Caffeine-induced anxiety disorder is real—here’s how to know if you have it.
You already know that too much caffeine can bring on the jitters. Sip a second espresso after dinner, and you’re bound to feel a bit on edge. But could that 3 p.m. soy latte actually be messing with your mental health? If you struggle with anxiety, the answer may be yes.
“Overall, caffeine is often bad news for people with anxiety,” says Susan Bowling, PsyD, a psychologist at the Women’s Health Center at the Wooster Branch of Cleveland Clinic. That’s because the powerful stimulant naturally found in coffee beans jump-starts anxiety by speeding up bodily functions.
“The natural effects of caffeine stimulate a host of sensations, such as your heart beating faster, your body heating up, your breathing rate increasing—all things that mimic anxiety,” Bowling tells Health. “Psychologically, it’s difficult for your mind to recognize that this is not anxiety because it feels the same.” Restlessness, nervousness, headaches, sweating, insomnia, and ringing in the ears are other common signs of caffeine-triggered anxiety.
According to Bowling, some studies show that consuming more than 200 mg of caffeine (about the amount in just two cups of coffee) can increase the likelihood of anxiety and panic attacks in people sensitive to it. It is so powerful that “caffeine-induced anxiety disorder” is a subclass in the DSM-5 diagnostic manual, she adds.
Yet caffeine, which is the most commonly consumed psychoactive substance in the world, doesn’t affect us all the same way. The reason? “In part, it is the way your body is wired,” says Bowling. “Some people can handle a little caffeine and others are very sensitive to it. It’s based primarily on your genetics.” People who are sensitive to the effects of caffeine may simply metabolize it more quickly than others, for example.
If you’re prone to post-coffee anxious feelings, regular caffeine consumption can set you up in a vicious cycle. “[Perhaps] one has an anxiety attack, can’t sleep at night due to the caffeine-induced anxiety, feels very low energy in the morning, then drinks coffee to wake up…and then starts the cycle over again,” says Bowling.
Could your morning joe be behind your anxiety? There are ways to tell. Bowling suggests doing a mini-observational study on yourself to find out.

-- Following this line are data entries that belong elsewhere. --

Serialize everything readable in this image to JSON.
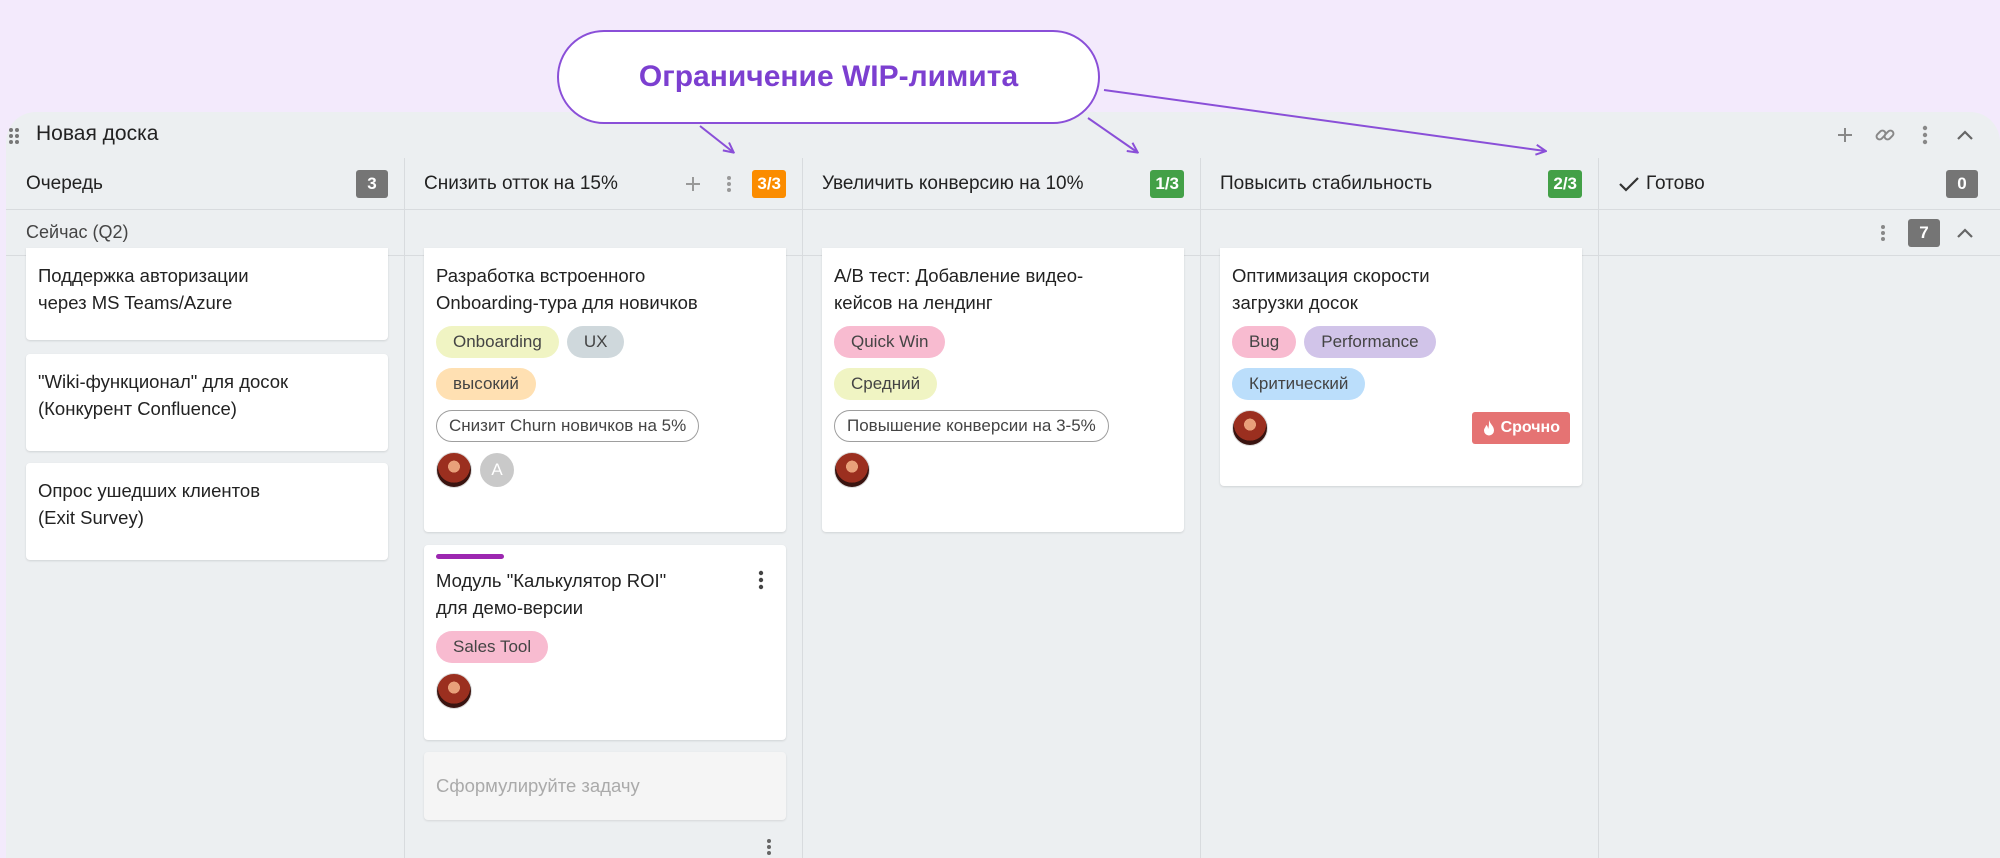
{
  "callout": {
    "text": "Ограничение WIP-лимита"
  },
  "board": {
    "title": "Новая доска",
    "swimlane": {
      "title": "Сейчас (Q2)",
      "count": "7"
    },
    "columns": [
      {
        "title": "Очередь",
        "count": "3"
      },
      {
        "title": "Снизить отток на 15%",
        "wip": "3/3",
        "wip_color": "#fb8c00"
      },
      {
        "title": "Увеличить конверсию на 10%",
        "wip": "1/3",
        "wip_color": "#43a047"
      },
      {
        "title": "Повысить стабильность",
        "wip": "2/3",
        "wip_color": "#43a047"
      },
      {
        "title": "Готово",
        "count": "0"
      }
    ]
  },
  "cards": {
    "queue": [
      {
        "title": "Поддержка авторизации через MS Teams/Azure"
      },
      {
        "title": "\"Wiki-функционал\" для досок (Конкурент Confluence)"
      },
      {
        "title": "Опрос ушедших клиентов (Exit Survey)"
      }
    ],
    "churn": [
      {
        "title": "Разработка встроенного Onboarding-тура для новичков",
        "tags": [
          "Onboarding",
          "UX"
        ],
        "priority": "высокий",
        "metric": "Снизит Churn новичков на 5%",
        "avatar_letter": "A"
      },
      {
        "title": "Модуль \"Калькулятор ROI\" для демо-версии",
        "tags": [
          "Sales Tool"
        ],
        "accent_color": "#9c27b0"
      }
    ],
    "conversion": [
      {
        "title": "A/B тест: Добавление видео-кейсов на лендинг",
        "tags": [
          "Quick Win"
        ],
        "priority": "Средний",
        "metric": "Повышение конверсии на 3-5%"
      }
    ],
    "stability": [
      {
        "title": "Оптимизация скорости загрузки досок",
        "tags": [
          "Bug",
          "Performance"
        ],
        "priority": "Критический",
        "urgent": "Срочно"
      }
    ]
  },
  "draft": {
    "placeholder": "Сформулируйте задачу"
  },
  "colors": {
    "background": "#f3eafc",
    "board": "#eceff1",
    "accent_purple": "#8a4fd8",
    "tag_onboarding": "#f0f4c3",
    "tag_ux": "#cfd8dc",
    "tag_high": "#ffe0b2",
    "tag_sales": "#f8bbd0",
    "tag_quickwin": "#f8bbd0",
    "tag_medium": "#f0f4c3",
    "tag_bug": "#f8bbd0",
    "tag_performance": "#d1c4e9",
    "tag_critical": "#bbdefb",
    "urgent": "#e57373"
  }
}
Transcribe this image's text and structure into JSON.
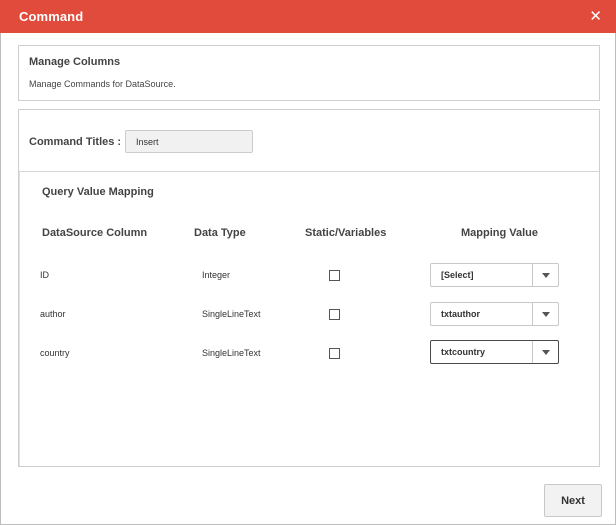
{
  "window": {
    "title": "Command",
    "close_glyph": "✕"
  },
  "manage": {
    "title": "Manage Columns",
    "description": "Manage Commands for DataSource."
  },
  "command": {
    "label": "Command Titles :",
    "value": "Insert"
  },
  "mapping": {
    "title": "Query Value Mapping",
    "headers": {
      "datasource_column": "DataSource Column",
      "data_type": "Data Type",
      "static_variables": "Static/Variables",
      "mapping_value": "Mapping Value"
    },
    "rows": [
      {
        "column": "ID",
        "type": "Integer",
        "static": false,
        "mapping": "[Select]"
      },
      {
        "column": "author",
        "type": "SingleLineText",
        "static": false,
        "mapping": "txtauthor"
      },
      {
        "column": "country",
        "type": "SingleLineText",
        "static": false,
        "mapping": "txtcountry"
      }
    ]
  },
  "footer": {
    "next_label": "Next"
  },
  "colors": {
    "titlebar": "#e14b3b"
  }
}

“Keep a journal of the impact of caffeine for a week,” says Bowling. Aside from counting every cappuccino and latte you sip, track other sneaky sources of caffeine you might consume, such as decaf coffee (yep, even decaf has a little caffeine), cola, chocolate, OTC pain medication, energy drinks, and infused mints or snacks. The next week, eliminate all caffeine while keeping the rest of your diet and activities the same. “For people who have anxiety, they often notice an improvement in their anxiety levels,” she says.
What if you don’t struggle with anxiety—should you still cut back on caffeinated coffee or tea for the sake of your mental health? Not necessary, says Lauren Slayton, RDN, nutritionist and founder of the private practice Foodtrainers in New York City. “It’s a question of dosage,” explains Slayton. “Coffee absolutely picks you up, and it improves cognition and athletic performance. [But] too much of most things backfires.”
While there’s no one size fits all approach to caffeine consumption, experts suggest sipping coffee in moderation to reap the beverage’s purported health benefits, which include a lower risk of cardiovascular disease and type 2 diabetes. ”We recommend one or two cups of coffee per day max, with no crappy sweeteners or creamers,” says Slayton.